During the summers of my younger childhood I remember going on a few vacations with my family, especially the one time when we went to Colorado and left in the night so it would be cooler while driving. This was before cars had air-conditioning. We went to the mountains and saw coal mines and we even visited the North Pole and saw Santa and the reindeer. We stayed in Boulder, and the swimming pool there at the motel was heated! In the car one day, my sister DeAnn and John were arguing and she accidentally poked him in the eye with a scissors. Other times during the summers we had family come and visit…our cousins, aunts and uncles from California and Alabama. We had a horse named Nelly and our parents would make us let our cousins ride her. We wanted to ride her when they were there but were told we could ride her when they were gone. This didn’t seem fair, somehow. But, the really good memory is when my dad and mom made homemade ice cream, from the fresh eggs, fresh cream and sometimes even fresh fruit.

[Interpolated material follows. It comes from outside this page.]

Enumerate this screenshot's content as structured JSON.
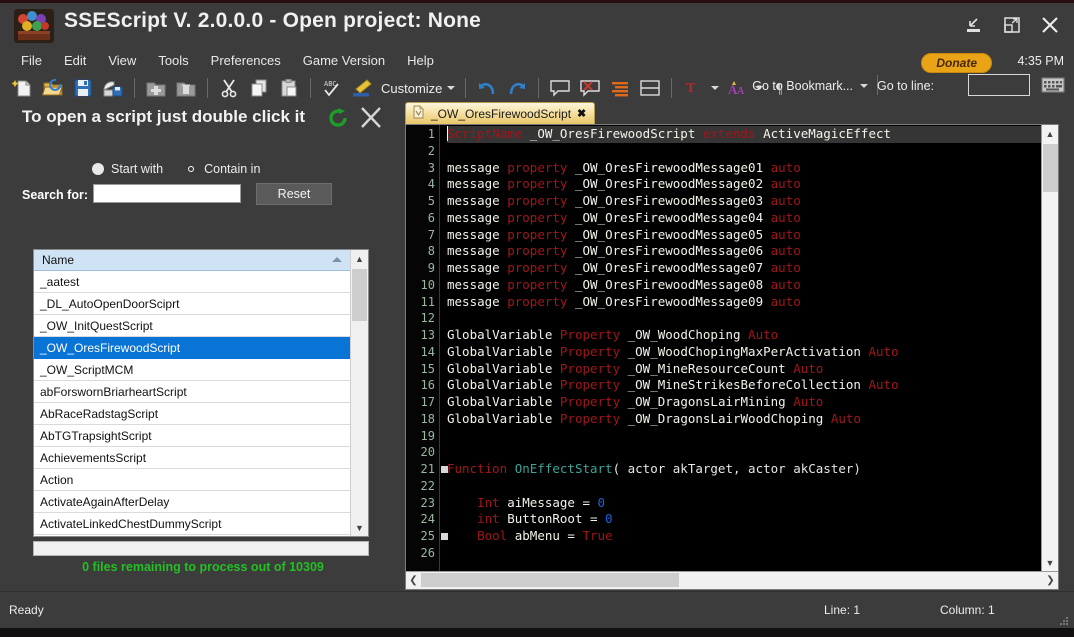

We had a pear tree, peach trees, apple trees, cherry trees, and a big strawberry patch in Grandpa Laue’s garden.Back to the ice cream—my dad would buy a block of ice from Priebe’s (the grocery feed store in Vassar) and break it on the sidewalk in a gunny sack with a sledge hammer. We’d all take turns turning the crank and when it was done—you couldn’t turn the handle any more because it was frozen—we would get to lick the can. My favorite was Brown Bread (vanilla with Grape Nuts). We also had a big garden and we had to hoe and weed it. When the potatoes were ready dad would take the tractor and plow them turning the dirt in the row over exposing the white potatoes. We would pick up the potatoes in buckets. Then we’d take them to the basement where dad had built a 8’X10’ square lumber frame out of 2X12’s and we’d put the potatoes on the cool floor and they’d last all winter. Along the walls where the potatoes were, there were shelves lined with jars and jars of canned food—green beans, tomatoes, corn, pickles, peas, and carrots. A couple of summers before my mom died, she took her four daughters on a trip to California on the train to see her Dad and sisters, Betty, Geraldine, and Helen. John stayed home to help Dad. It was the first time I saw the ocean. And, I got to meet and see so many relatives I didn’t know. We got to see so many sights we’d never seen, the mountains, the dessert, big cities, freeways and palm trees.
It was a trip so wonderful; because it wasn’t long after that that she became sick.